It’s not Oakenfold or Steveboy, but it’ll do

I have a 5K tomorrow morning, weather permitting, and I’m trying to shave a minute off my personal best—from 29:04 down to 28:00. I’ve got two solid weeks of really good runs on me, so I think I can do it.

This evening I bit the bullet and fired up GarageBand. DJ Steve Boyett makes great workout mixes, but I needed something more personal. With a 28:00 time, I’m on a 5:36/km pace. I wanted music tailored for that pace, increasing tempo from 160bpm to 180+bpm, and I wanted audio effects to let me know when I crossed each half-km point.

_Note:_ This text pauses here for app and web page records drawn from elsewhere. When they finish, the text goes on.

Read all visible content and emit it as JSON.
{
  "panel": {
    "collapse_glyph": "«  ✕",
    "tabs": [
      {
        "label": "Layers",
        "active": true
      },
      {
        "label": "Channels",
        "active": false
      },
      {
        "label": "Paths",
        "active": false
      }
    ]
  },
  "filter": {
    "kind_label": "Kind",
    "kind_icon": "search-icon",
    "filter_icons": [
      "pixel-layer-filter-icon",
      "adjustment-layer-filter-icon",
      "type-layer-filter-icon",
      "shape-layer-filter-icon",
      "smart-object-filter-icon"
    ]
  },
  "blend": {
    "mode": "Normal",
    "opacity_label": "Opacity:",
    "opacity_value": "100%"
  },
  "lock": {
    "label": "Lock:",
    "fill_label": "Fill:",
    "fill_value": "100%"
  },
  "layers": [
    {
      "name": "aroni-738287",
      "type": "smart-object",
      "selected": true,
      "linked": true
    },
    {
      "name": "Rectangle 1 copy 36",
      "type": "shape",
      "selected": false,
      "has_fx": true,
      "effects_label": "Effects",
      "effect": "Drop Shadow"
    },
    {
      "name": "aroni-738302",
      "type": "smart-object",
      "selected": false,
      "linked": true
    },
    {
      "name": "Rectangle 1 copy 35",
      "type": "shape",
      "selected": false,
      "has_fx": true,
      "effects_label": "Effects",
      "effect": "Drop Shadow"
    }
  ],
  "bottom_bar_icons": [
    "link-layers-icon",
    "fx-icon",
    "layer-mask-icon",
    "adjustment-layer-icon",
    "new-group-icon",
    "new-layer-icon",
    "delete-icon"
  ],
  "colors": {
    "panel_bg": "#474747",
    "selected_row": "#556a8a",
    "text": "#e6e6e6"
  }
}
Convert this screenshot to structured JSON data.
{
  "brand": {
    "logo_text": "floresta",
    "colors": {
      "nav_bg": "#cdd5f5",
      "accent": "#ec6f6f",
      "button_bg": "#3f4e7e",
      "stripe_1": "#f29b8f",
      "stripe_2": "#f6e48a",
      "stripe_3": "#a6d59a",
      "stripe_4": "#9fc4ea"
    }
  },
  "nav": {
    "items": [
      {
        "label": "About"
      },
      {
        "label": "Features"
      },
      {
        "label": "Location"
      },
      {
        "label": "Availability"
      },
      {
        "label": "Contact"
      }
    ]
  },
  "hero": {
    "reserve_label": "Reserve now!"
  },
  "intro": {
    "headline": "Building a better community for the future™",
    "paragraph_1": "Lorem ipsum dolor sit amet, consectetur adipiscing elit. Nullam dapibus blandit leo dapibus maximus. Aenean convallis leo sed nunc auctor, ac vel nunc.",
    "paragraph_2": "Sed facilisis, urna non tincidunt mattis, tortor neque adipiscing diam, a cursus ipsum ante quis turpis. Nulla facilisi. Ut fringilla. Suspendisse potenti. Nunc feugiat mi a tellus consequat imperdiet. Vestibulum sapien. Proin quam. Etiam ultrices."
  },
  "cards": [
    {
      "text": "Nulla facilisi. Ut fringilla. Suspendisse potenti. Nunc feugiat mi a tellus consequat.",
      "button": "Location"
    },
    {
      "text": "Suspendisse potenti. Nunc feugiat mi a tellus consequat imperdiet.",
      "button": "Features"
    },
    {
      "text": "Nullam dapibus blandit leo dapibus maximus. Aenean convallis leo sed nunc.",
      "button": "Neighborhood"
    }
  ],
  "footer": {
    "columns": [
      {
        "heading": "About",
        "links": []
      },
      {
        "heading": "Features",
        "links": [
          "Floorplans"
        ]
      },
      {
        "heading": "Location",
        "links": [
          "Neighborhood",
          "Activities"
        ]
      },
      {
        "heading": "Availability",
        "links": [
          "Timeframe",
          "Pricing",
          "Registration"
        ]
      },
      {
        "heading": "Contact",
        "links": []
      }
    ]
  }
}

(I’d love for the Nike+ to allow me to set alarms based on my distance, but it still doesn’t do that. Hence why my birthday list includes a Garmin ForeRunner.)

It turns out that mixing your own music isn’t rocket science. I mean, I’d barely call what I was doing mixing—fading out one track while fading in another. I did spend a bit of time trying to match up the beats, but I didn’t do any of the real work that the pro DJs do. I have to give credit where it’s due: GarageBand makes it disturbingly simple to do. It’s not a Swiss Army Knife of tools and effects like Audacity, but it’s good enough and doesn’t crash every 5 minutes.

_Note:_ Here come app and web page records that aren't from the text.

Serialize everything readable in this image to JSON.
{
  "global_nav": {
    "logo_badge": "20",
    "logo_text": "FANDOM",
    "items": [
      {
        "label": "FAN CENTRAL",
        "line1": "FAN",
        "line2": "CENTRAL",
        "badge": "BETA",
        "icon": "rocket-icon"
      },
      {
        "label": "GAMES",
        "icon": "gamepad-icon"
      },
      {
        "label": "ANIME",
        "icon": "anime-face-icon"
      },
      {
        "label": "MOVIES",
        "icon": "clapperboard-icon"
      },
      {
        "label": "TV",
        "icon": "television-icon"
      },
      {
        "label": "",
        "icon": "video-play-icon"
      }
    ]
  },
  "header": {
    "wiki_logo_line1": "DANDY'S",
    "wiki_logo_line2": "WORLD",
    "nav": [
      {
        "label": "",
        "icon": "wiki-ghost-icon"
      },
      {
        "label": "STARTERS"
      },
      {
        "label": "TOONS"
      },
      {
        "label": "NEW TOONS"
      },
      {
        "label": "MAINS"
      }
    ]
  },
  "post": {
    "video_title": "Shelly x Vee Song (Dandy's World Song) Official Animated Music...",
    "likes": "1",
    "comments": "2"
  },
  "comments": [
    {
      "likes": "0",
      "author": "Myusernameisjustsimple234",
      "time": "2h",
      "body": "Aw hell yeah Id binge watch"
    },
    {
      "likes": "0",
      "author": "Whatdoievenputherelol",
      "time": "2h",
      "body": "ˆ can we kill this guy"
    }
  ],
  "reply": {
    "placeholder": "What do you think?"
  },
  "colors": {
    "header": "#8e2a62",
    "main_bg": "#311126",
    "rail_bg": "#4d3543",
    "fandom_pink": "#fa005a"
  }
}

I ended up with two mixes: the one for my 5K tomorrow, and a second 30-minute intervals mix with cute little racecar sounds telling me to book it and dinosaur growls to telling me to chill out. And … they don’t suck. In total, I probably spent 4 hours on the first one, then 2 on the second. I don’t know that I could get it down to any less than that, but 2 hours before a race isn’t a bad investment. For the Gate River Run in March I’ll probably need 4-5 hours to get the 110 minutes of music that I’ll need … but that’s something I can work on in tiny pieces from now until then.